__Exercise objective__
Set down the material again. Keep every line exactly as it is.

__Supplied records__
Content starts

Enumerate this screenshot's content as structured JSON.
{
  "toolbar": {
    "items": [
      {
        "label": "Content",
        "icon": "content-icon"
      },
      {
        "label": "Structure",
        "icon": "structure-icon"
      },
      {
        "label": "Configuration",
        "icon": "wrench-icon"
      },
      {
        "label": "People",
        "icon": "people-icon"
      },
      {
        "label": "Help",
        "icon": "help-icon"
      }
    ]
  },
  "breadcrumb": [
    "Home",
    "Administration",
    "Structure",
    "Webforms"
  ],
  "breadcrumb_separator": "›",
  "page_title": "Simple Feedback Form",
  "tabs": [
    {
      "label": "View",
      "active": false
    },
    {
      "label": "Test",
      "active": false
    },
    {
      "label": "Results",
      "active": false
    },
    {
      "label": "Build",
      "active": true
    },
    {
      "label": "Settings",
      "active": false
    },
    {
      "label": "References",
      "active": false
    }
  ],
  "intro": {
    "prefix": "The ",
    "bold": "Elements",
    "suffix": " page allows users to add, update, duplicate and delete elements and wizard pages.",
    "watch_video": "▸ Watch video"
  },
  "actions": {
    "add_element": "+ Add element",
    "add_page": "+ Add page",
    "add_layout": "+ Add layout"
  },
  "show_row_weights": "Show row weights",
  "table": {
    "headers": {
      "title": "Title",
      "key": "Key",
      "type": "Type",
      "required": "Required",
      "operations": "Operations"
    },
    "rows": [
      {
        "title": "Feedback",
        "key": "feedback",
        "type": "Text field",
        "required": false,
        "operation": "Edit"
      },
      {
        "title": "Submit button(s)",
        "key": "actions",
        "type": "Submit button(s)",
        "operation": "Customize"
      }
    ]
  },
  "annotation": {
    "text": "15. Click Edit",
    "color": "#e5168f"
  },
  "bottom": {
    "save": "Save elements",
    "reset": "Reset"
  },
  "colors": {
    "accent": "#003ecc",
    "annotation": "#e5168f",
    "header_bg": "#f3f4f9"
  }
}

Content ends

__Response area__
Enumerate this screenshot's content as structured JSON.
{
  "toolbar": {
    "items": [
      {
        "label": "Content",
        "icon": "content-icon"
      },
      {
        "label": "Structure",
        "icon": "structure-icon"
      },
      {
        "label": "Configuration",
        "icon": "wrench-icon"
      },
      {
        "label": "People",
        "icon": "people-icon"
      },
      {
        "label": "Help",
        "icon": "help-icon"
      }
    ]
  },
  "breadcrumb": [
    "Home",
    "Administration",
    "Structure",
    "Webforms"
  ],
  "breadcrumb_separator": "›",
  "page_title": "Simple Feedback Form",
  "tabs": [
    {
      "label": "View",
      "active": false
    },
    {
      "label": "Test",
      "active": false
    },
    {
      "label": "Results",
      "active": false
    },
    {
      "label": "Build",
      "active": true
    },
    {
      "label": "Settings",
      "active": false
    },
    {
      "label": "References",
      "active": false
    }
  ],
  "intro": {
    "prefix": "The ",
    "bold": "Elements",
    "suffix": " page allows users to add, update, duplicate and delete elements and wizard pages.",
    "watch_video": "▸ Watch video"
  },
  "actions": {
    "add_element": "+ Add element",
    "add_page": "+ Add page",
    "add_layout": "+ Add layout"
  },
  "show_row_weights": "Show row weights",
  "table": {
    "headers": {
      "title": "Title",
      "key": "Key",
      "type": "Type",
      "required": "Required",
      "operations": "Operations"
    },
    "rows": [
      {
        "title": "Feedback",
        "key": "feedback",
        "type": "Text field",
        "required": false,
        "operation": "Edit"
      },
      {
        "title": "Submit button(s)",
        "key": "actions",
        "type": "Submit button(s)",
        "operation": "Customize"
      }
    ]
  },
  "annotation": {
    "text": "15. Click Edit",
    "color": "#e5168f"
  },
  "bottom": {
    "save": "Save elements",
    "reset": "Reset"
  },
  "colors": {
    "accent": "#003ecc",
    "annotation": "#e5168f",
    "header_bg": "#f3f4f9"
  }
}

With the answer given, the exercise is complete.